____ Supplied data
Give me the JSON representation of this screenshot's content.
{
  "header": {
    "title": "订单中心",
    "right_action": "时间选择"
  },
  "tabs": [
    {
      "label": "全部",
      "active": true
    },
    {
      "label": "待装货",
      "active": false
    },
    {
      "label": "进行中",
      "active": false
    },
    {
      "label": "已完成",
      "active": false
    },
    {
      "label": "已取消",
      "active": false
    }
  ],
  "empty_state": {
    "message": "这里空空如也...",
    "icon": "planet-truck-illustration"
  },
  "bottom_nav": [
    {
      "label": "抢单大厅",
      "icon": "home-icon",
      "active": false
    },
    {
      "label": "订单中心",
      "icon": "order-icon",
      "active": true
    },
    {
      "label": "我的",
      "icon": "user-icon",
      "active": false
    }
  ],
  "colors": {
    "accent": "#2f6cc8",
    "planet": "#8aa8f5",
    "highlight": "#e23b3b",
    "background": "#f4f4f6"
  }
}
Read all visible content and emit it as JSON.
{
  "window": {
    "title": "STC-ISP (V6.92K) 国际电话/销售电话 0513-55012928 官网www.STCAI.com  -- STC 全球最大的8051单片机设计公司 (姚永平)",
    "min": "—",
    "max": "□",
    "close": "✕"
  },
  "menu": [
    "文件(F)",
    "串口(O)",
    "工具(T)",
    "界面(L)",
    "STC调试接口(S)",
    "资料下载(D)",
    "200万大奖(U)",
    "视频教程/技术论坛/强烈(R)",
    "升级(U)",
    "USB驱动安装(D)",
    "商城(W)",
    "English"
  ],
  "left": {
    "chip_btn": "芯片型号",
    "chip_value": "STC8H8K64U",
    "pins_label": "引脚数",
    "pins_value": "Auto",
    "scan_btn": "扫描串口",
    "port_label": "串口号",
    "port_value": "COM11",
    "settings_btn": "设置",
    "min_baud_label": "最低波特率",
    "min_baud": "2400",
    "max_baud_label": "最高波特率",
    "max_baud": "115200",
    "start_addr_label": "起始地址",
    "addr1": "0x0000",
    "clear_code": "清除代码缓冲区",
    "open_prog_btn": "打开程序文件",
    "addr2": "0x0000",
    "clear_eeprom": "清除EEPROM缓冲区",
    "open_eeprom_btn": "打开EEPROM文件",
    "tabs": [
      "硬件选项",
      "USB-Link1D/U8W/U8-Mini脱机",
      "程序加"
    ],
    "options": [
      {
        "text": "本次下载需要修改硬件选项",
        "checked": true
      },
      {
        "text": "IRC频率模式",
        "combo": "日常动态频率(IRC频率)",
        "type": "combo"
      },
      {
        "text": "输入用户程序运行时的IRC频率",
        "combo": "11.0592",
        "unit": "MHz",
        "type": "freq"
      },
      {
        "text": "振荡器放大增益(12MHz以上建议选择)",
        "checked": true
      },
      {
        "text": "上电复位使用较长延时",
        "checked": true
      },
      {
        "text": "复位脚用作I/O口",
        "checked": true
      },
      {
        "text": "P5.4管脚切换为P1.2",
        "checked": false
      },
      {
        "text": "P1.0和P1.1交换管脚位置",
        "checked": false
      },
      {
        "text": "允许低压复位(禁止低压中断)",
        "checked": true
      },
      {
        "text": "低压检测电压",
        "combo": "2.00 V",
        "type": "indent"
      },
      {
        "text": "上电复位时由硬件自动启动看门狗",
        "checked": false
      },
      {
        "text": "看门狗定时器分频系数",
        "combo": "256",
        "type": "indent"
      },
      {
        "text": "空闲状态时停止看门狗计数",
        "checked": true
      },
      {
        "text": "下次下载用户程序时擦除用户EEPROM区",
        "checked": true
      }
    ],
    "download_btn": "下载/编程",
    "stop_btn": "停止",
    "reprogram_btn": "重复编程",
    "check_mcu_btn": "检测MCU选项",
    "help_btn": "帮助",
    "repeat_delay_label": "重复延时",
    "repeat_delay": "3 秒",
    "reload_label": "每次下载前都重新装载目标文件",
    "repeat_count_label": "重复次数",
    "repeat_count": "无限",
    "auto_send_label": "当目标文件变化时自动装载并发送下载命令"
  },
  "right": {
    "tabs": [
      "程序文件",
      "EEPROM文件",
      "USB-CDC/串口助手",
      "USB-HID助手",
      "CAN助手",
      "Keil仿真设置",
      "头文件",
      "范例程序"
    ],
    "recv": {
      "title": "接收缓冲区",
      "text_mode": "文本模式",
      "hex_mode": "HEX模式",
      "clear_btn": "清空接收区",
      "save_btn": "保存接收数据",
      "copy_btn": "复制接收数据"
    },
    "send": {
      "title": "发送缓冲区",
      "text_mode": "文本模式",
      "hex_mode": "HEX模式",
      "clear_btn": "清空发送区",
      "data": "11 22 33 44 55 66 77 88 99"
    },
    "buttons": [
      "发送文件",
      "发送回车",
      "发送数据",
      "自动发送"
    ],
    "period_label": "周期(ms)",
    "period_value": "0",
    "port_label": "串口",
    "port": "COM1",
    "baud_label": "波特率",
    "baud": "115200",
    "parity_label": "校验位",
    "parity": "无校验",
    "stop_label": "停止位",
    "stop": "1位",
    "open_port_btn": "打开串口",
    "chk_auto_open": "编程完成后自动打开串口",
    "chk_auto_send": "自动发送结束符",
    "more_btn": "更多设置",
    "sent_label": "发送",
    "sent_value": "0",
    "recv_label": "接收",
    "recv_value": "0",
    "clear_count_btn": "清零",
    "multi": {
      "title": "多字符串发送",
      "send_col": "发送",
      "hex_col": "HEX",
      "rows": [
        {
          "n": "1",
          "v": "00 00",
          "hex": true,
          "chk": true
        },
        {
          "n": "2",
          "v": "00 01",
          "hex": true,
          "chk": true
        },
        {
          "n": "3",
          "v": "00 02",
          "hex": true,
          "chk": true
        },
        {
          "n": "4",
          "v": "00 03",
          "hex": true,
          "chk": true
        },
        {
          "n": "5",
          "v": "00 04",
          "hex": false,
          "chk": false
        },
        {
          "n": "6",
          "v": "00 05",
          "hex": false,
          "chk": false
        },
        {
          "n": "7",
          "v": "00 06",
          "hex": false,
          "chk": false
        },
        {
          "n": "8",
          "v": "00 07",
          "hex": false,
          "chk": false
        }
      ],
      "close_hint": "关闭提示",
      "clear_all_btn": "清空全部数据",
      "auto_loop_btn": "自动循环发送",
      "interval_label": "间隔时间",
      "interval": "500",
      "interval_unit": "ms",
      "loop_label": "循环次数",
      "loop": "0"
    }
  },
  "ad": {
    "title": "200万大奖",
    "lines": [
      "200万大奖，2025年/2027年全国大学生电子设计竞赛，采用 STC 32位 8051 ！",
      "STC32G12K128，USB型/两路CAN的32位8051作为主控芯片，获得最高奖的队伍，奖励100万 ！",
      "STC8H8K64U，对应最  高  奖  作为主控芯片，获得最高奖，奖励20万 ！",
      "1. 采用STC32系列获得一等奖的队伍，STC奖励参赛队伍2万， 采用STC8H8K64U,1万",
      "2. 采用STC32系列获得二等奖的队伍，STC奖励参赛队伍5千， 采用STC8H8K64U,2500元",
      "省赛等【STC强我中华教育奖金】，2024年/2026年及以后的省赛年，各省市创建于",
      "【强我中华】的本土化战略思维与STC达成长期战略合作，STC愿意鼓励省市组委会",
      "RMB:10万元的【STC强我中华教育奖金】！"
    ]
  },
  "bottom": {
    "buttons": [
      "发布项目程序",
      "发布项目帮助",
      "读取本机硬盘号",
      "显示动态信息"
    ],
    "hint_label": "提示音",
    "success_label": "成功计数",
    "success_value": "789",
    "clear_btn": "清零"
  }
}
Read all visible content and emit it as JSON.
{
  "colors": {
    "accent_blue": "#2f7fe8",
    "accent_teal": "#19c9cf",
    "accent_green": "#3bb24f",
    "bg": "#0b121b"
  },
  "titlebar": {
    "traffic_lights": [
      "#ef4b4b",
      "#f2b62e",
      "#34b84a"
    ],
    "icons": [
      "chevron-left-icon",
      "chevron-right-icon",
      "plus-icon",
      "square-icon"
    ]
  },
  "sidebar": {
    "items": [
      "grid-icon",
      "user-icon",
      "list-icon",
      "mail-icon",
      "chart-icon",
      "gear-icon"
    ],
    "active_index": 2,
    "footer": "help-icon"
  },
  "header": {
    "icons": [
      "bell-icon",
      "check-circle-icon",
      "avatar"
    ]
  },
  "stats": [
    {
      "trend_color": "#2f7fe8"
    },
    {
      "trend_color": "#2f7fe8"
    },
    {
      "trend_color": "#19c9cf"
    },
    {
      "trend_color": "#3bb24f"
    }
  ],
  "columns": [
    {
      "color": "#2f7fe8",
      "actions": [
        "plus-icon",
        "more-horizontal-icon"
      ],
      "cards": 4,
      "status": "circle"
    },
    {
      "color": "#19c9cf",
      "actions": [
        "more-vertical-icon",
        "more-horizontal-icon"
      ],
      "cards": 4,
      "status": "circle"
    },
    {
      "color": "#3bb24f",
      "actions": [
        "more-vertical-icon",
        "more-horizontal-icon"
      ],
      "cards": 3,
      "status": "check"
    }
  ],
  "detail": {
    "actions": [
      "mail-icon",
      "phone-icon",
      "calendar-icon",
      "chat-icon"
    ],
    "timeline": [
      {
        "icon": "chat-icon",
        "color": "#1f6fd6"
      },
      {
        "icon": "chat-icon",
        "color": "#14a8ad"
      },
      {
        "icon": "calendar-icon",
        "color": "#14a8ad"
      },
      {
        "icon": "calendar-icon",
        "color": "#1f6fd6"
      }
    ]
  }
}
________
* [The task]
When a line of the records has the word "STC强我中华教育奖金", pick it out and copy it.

* [Worked solution]
      "省赛等【STC强我中华教育奖金】，2024年/2026年及以后的省赛年，各省市创建于",
      "RMB:10万元的【STC强我中华教育奖金】！"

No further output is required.